My wife Sandy, also a lover of big science words, passed along this month’s feature. Fimicolous is an adjective formed from Latin roots that mean “to inhabit dung” and is used to describe organisms that live in, on, and with animal waste. As animal keepers we spend a lot of time dealing with poop and you might be amazed at all the living things that utilize poop.
Two dung beetles battle for ownership of a dung ball
Perhaps most famous are the dung beetles, a group of scarab beetles that use animal waste as a food source and a brooding chamber for larva. We frequently find dung beetles in the Farmyard in piles of poop produced by Max the steer. Keeper Kent loves to radio the butterfly house staff to tell them to come pick up new beetles for their collection! The actions of dung beetles help break up piles of waste and speeds their decomposition into nutrients.

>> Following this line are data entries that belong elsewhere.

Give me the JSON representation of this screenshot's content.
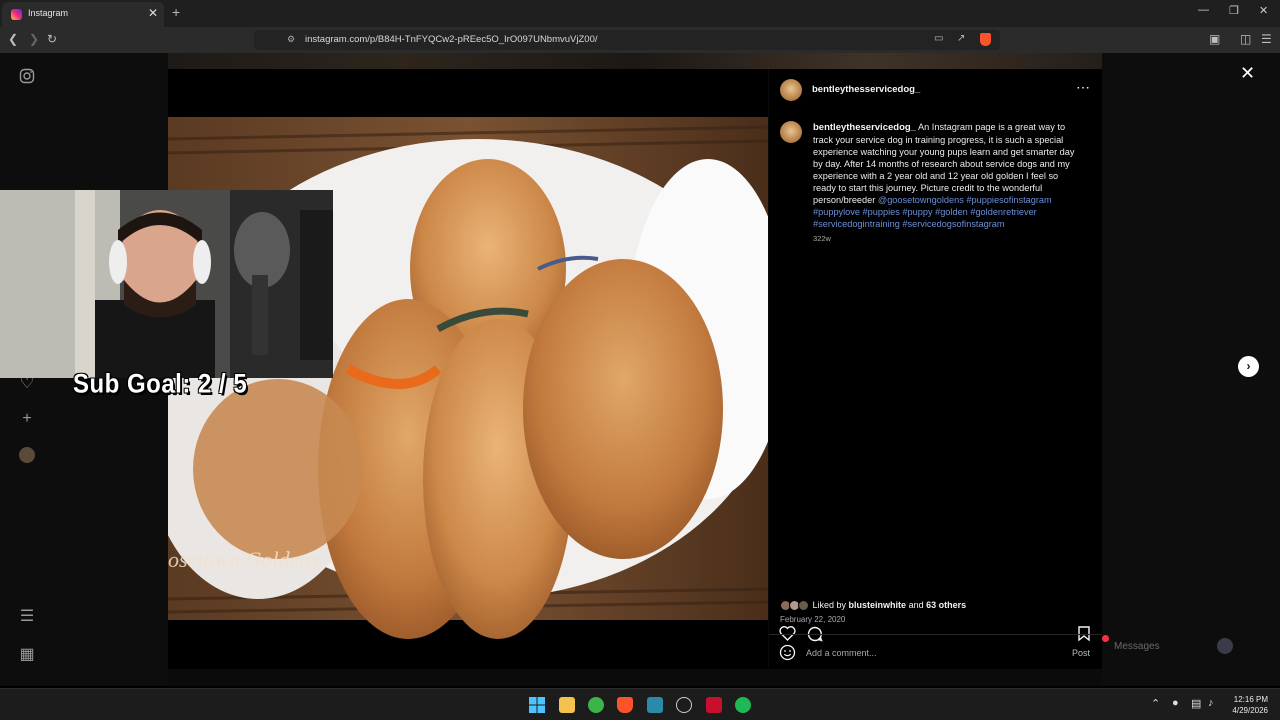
{
  "browser": {
    "tab_title": "Instagram",
    "tab_close": "✕",
    "new_tab": "+",
    "url": "instagram.com/p/B84H-TnFYQCw2-pREec5O_IrO097UNbmvuVjZ00/",
    "win_min": "—",
    "win_max": "❐",
    "win_close": "✕"
  },
  "post": {
    "username": "bentleythesservicedog_",
    "caption_user": "bentleytheservicedog_",
    "caption_text": " An Instagram page is a great way to track your service dog in training progress, it is such a special experience watching your young pups learn and get smarter day by day. After 14 months of research about service dogs and my experience with a 2 year old and 12 year old golden I feel so ready to start this journey. Picture credit to the wonderful person/breeder ",
    "caption_tags": "@goosetowngoldens #puppiesofinstagram #puppylove #puppies #puppy #golden #goldenretriever #servicedogintraining #servicedogsofinstagram",
    "age": "322w",
    "liked_by_prefix": "Liked by ",
    "liked_by_user": "blusteinwhite",
    "liked_by_mid": " and ",
    "liked_by_others": "63 others",
    "date": "February 22, 2020",
    "comment_placeholder": "Add a comment...",
    "post_label": "Post",
    "watermark": "osetown Goldens"
  },
  "messages": {
    "label": "Messages"
  },
  "overlay": {
    "sub_goal": "Sub Goal:  2 / 5"
  },
  "taskbar": {
    "time": "12:16 PM",
    "date": "4/29/2026"
  },
  "colors": {
    "link": "#6b8fd6",
    "background": "#000000",
    "ig_gradient": [
      "#f9ce34",
      "#ee2a7b",
      "#6228d7"
    ]
  }
}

The folks at NC State’s Cooperative Extension Service produced this great diagram(click on it to enlarge) that shows how different types of dung beetles use a cow patty. I especially liked that they included a “crust” layer, it shows a true understanding of poop! In column I on the left you see burrowers living under the poop. In column II another species makes shallow burrows. Column III on the right side shows a “rolling” species that takes a ball of dung and rolls it away to use it elsewhere.

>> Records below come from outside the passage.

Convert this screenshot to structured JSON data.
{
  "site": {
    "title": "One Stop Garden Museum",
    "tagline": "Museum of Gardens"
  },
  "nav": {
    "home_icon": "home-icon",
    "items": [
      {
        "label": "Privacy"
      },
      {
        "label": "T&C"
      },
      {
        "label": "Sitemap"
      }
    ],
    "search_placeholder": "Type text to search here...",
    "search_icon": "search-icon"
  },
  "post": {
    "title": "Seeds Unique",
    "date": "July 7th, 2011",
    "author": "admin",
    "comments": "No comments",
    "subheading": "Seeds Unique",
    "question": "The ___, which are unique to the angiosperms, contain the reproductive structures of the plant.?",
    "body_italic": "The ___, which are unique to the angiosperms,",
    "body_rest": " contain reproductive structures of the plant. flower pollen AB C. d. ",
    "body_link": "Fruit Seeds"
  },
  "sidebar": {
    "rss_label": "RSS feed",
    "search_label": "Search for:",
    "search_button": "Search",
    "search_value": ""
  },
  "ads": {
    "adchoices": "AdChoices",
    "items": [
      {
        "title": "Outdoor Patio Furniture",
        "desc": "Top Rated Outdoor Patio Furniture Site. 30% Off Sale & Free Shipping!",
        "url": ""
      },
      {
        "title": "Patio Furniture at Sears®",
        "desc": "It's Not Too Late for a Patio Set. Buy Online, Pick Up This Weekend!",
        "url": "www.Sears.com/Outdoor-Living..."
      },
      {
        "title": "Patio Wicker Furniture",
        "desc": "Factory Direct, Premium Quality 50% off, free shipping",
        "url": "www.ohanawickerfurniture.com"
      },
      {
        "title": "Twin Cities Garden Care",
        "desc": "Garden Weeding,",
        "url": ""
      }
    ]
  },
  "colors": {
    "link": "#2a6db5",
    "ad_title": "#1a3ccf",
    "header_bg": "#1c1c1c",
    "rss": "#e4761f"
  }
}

Cow patty as habitat for dung beetles.
Another big fan of animal poop is a group of insects commonly called blow flies (or bottle flies). The adults in this group mostly feed on nectar and pollen but there eggs are usually laid in animal waste or on rotting dead animals. The larva hatch from the eggs and develop while utilizing the dung or dead tissue as a food source

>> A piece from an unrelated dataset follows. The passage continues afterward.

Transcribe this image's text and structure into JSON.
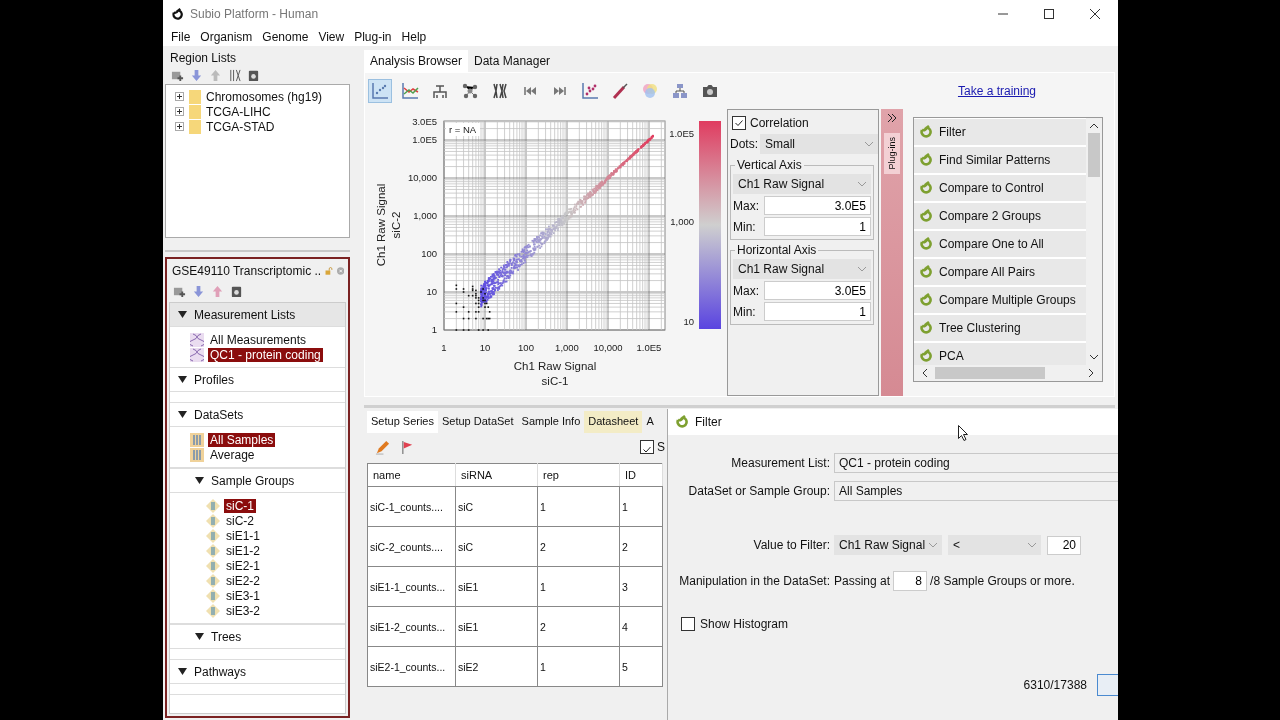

Just the other day I was surprised to see a honey bees feeding on a particularly tasty pile of bear poop. Our bears eat a lot of fresh fruits and vegetables and some of that food makes it through the bear without being fully digested. Although, it seems gross to us, uneaten food is not usually left behind in nature and many species have evolved to take advantage of this food source.